- **WHAT YOU ARE ASKED TO DO**: Please, without the pictures, restate every entry exactly.

- **MATERIAL PROVIDED**:
▶

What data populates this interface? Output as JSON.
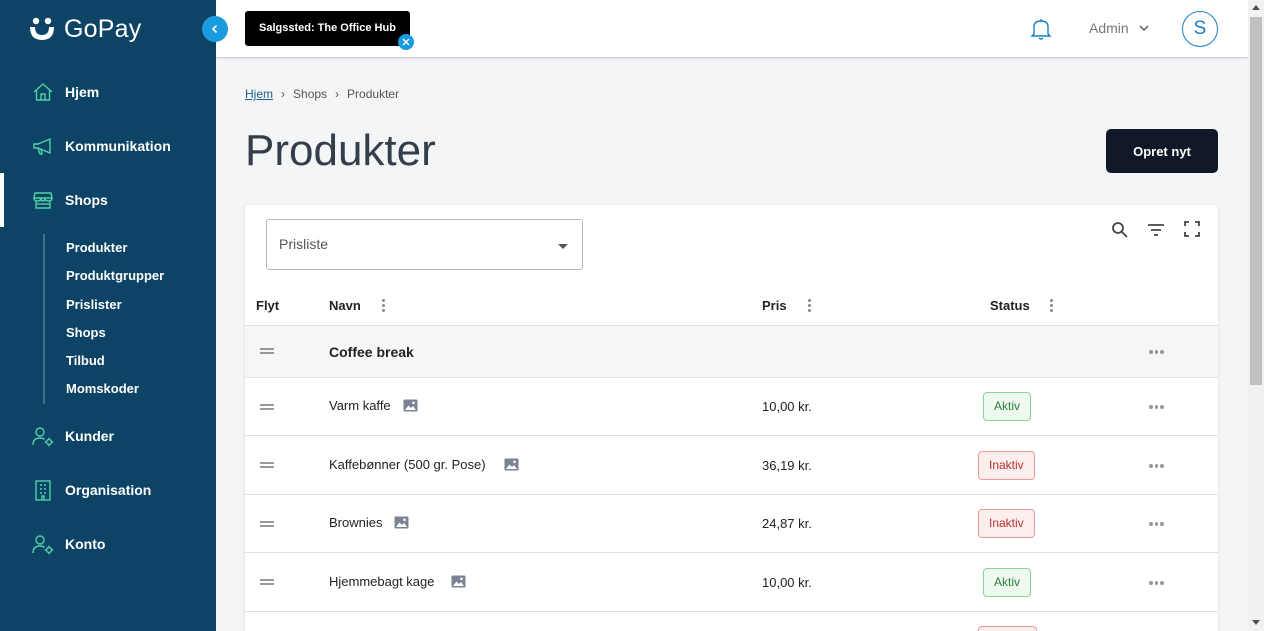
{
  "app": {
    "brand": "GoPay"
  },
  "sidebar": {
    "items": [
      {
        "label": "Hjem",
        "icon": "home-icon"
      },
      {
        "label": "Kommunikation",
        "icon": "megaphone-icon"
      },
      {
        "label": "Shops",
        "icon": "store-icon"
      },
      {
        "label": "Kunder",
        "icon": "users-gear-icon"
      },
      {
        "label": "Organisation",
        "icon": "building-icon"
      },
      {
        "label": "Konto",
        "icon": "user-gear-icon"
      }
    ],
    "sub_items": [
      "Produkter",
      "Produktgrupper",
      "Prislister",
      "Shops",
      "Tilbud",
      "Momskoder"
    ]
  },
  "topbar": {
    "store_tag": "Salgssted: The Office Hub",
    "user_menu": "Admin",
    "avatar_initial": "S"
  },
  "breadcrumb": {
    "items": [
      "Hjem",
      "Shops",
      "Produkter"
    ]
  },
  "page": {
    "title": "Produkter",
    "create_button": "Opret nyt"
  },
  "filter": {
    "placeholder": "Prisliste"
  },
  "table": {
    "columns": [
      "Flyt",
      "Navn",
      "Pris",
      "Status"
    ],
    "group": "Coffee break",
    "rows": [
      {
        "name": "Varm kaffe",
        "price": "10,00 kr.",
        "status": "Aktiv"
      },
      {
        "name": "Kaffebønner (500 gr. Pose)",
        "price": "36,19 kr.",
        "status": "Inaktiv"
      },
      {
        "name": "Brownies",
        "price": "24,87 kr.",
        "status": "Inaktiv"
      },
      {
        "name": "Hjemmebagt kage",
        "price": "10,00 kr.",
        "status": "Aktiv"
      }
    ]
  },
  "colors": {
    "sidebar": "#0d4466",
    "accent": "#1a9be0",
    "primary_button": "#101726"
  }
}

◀

- **YOUR RESPONSE**:
What data populates this interface? Output as JSON.
{
  "app": {
    "brand": "GoPay"
  },
  "sidebar": {
    "items": [
      {
        "label": "Hjem",
        "icon": "home-icon"
      },
      {
        "label": "Kommunikation",
        "icon": "megaphone-icon"
      },
      {
        "label": "Shops",
        "icon": "store-icon"
      },
      {
        "label": "Kunder",
        "icon": "users-gear-icon"
      },
      {
        "label": "Organisation",
        "icon": "building-icon"
      },
      {
        "label": "Konto",
        "icon": "user-gear-icon"
      }
    ],
    "sub_items": [
      "Produkter",
      "Produktgrupper",
      "Prislister",
      "Shops",
      "Tilbud",
      "Momskoder"
    ]
  },
  "topbar": {
    "store_tag": "Salgssted: The Office Hub",
    "user_menu": "Admin",
    "avatar_initial": "S"
  },
  "breadcrumb": {
    "items": [
      "Hjem",
      "Shops",
      "Produkter"
    ]
  },
  "page": {
    "title": "Produkter",
    "create_button": "Opret nyt"
  },
  "filter": {
    "placeholder": "Prisliste"
  },
  "table": {
    "columns": [
      "Flyt",
      "Navn",
      "Pris",
      "Status"
    ],
    "group": "Coffee break",
    "rows": [
      {
        "name": "Varm kaffe",
        "price": "10,00 kr.",
        "status": "Aktiv"
      },
      {
        "name": "Kaffebønner (500 gr. Pose)",
        "price": "36,19 kr.",
        "status": "Inaktiv"
      },
      {
        "name": "Brownies",
        "price": "24,87 kr.",
        "status": "Inaktiv"
      },
      {
        "name": "Hjemmebagt kage",
        "price": "10,00 kr.",
        "status": "Aktiv"
      }
    ]
  },
  "colors": {
    "sidebar": "#0d4466",
    "accent": "#1a9be0",
    "primary_button": "#101726"
  }
}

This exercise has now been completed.